In the records, find every line with the word "листа" and copy it out.

SOURCE RECORDS:
——————————
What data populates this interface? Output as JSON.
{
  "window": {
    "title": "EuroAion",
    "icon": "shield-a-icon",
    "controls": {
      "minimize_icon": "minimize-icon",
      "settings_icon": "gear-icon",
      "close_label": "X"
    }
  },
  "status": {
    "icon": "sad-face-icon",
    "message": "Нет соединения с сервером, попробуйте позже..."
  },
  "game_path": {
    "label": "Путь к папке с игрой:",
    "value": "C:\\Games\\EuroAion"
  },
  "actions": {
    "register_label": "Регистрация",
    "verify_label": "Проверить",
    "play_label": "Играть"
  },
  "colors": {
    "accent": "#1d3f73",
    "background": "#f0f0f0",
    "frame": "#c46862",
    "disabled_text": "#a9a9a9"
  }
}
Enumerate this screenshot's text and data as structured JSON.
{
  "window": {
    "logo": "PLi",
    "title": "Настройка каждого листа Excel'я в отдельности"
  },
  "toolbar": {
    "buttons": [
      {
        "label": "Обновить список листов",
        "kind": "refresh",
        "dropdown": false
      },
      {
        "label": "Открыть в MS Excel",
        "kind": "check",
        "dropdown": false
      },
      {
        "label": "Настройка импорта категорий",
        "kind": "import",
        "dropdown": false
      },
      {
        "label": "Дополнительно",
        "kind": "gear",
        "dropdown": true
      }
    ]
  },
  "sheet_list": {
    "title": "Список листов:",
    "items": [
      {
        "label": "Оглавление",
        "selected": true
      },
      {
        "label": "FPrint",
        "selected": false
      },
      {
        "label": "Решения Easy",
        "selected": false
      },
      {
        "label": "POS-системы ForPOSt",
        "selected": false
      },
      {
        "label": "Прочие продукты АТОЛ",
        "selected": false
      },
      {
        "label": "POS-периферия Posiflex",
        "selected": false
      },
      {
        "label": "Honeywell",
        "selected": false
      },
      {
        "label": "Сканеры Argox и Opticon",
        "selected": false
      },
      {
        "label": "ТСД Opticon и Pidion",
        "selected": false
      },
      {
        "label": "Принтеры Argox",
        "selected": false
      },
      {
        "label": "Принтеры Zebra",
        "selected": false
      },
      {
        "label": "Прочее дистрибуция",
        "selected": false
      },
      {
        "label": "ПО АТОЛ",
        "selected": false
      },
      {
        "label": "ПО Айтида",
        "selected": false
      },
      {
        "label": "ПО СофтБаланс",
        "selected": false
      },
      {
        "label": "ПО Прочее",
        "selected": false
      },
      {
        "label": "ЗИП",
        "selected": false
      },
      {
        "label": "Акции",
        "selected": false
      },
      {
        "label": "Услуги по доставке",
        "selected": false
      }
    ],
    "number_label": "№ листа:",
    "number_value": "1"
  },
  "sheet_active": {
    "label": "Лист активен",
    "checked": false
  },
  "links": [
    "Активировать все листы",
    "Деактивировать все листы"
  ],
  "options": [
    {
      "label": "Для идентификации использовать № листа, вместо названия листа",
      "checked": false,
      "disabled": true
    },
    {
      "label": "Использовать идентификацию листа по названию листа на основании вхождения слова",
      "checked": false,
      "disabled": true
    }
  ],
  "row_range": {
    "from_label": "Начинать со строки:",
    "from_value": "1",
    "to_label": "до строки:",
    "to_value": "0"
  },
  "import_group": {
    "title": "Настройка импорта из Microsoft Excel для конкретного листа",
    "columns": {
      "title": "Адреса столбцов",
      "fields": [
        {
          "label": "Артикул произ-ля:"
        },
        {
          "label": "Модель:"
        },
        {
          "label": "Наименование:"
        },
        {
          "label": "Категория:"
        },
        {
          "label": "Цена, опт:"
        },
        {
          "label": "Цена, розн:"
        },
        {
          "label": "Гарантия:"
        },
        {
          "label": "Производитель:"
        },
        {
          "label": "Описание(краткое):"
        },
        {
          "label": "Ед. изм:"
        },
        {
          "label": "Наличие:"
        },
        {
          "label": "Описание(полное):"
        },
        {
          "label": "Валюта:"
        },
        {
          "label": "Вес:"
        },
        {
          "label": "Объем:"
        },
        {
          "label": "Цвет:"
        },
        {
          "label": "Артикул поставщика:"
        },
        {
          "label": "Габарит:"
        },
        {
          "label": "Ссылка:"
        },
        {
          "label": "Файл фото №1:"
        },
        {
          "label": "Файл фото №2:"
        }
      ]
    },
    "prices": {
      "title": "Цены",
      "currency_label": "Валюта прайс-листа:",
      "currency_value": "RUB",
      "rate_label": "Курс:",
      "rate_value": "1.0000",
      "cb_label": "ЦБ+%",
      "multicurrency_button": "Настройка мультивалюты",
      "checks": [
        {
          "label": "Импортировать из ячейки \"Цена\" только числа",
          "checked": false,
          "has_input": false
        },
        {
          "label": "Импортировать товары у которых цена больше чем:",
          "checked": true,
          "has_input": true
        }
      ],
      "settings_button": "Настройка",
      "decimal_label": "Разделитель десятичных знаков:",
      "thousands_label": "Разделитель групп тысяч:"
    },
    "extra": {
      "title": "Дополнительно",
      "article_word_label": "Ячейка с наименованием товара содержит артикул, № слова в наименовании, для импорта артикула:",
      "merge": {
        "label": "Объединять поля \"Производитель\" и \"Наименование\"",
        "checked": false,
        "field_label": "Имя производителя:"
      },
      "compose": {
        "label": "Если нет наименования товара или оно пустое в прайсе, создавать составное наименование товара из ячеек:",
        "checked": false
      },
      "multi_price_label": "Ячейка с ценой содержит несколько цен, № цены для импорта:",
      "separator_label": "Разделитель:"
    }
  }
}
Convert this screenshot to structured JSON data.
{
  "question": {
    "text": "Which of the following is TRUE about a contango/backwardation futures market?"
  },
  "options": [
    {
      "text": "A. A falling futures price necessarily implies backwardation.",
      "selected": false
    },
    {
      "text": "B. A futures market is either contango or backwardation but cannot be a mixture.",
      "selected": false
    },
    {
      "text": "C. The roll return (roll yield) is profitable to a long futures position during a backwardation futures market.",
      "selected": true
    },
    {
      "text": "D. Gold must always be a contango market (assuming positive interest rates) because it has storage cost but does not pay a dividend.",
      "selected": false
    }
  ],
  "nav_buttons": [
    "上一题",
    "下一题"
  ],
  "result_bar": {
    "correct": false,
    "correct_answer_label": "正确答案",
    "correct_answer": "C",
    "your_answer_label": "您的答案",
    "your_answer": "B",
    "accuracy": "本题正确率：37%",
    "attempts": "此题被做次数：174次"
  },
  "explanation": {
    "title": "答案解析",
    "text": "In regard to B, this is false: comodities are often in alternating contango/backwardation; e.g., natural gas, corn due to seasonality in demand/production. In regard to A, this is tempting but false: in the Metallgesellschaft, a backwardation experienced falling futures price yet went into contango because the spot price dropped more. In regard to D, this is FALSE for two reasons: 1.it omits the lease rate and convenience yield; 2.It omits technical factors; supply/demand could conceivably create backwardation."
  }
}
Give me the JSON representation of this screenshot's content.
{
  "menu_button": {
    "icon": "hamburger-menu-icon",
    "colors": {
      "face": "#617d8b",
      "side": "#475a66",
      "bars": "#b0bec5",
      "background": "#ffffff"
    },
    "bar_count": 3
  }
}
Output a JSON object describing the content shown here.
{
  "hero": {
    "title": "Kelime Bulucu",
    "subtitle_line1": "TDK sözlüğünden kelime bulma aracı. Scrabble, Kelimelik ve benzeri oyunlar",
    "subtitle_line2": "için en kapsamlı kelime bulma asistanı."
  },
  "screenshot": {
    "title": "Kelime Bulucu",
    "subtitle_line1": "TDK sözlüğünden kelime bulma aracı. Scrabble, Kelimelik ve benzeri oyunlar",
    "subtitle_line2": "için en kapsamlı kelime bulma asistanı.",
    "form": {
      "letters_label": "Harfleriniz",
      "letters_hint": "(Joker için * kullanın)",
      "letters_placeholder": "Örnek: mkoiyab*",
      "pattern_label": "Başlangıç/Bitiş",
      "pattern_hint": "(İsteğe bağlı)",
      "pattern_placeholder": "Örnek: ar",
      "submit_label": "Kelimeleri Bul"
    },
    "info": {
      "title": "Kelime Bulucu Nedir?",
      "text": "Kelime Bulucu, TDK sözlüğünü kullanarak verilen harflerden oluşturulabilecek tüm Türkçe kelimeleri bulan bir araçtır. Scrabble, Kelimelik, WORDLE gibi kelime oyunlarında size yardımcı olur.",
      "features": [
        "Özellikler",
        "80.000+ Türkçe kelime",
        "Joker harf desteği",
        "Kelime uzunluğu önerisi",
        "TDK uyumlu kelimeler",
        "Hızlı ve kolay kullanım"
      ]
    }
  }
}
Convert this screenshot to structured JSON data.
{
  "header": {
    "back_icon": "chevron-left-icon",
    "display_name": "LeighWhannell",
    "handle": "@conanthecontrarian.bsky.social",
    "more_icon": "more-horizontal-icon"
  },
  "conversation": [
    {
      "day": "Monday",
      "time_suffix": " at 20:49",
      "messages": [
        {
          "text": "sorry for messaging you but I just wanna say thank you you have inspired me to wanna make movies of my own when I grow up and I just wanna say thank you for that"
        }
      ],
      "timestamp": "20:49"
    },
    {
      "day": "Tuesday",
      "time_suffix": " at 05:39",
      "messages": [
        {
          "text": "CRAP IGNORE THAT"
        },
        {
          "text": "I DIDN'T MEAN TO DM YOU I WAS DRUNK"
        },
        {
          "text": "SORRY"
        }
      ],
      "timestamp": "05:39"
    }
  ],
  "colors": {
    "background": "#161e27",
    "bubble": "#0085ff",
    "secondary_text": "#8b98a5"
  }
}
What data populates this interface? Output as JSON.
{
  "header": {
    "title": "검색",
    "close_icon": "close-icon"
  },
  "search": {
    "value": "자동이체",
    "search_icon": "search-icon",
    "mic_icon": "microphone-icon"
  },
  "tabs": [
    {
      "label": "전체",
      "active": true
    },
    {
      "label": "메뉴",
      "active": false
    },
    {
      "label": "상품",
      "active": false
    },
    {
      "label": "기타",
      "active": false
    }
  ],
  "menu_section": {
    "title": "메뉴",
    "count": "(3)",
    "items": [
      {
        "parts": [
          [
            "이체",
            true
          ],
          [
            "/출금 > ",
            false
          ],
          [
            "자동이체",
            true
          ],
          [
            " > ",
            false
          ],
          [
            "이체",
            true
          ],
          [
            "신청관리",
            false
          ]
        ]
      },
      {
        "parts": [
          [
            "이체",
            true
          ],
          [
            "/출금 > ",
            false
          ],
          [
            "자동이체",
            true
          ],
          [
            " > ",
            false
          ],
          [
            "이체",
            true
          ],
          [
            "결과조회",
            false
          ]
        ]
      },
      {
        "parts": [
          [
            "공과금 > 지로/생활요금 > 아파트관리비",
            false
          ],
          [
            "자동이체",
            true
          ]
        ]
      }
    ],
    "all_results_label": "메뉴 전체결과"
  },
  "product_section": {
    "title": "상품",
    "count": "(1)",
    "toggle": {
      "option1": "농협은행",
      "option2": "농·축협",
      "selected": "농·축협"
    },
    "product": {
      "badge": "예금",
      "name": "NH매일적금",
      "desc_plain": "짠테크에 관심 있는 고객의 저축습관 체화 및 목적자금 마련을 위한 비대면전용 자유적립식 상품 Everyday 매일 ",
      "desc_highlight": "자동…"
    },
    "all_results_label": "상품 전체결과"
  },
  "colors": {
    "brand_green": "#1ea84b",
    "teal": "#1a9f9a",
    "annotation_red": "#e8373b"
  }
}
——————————
YOUR SOLUTION:
    "title": "Настройка каждого листа Excel'я в отдельности"
    "number_label": "№ листа:",
      "label": "Для идентификации использовать № листа, вместо названия листа",
      "label": "Использовать идентификацию листа по названию листа на основании вхождения слова",
    "title": "Настройка импорта из Microsoft Excel для конкретного листа",
      "currency_label": "Валюта прайс-листа:",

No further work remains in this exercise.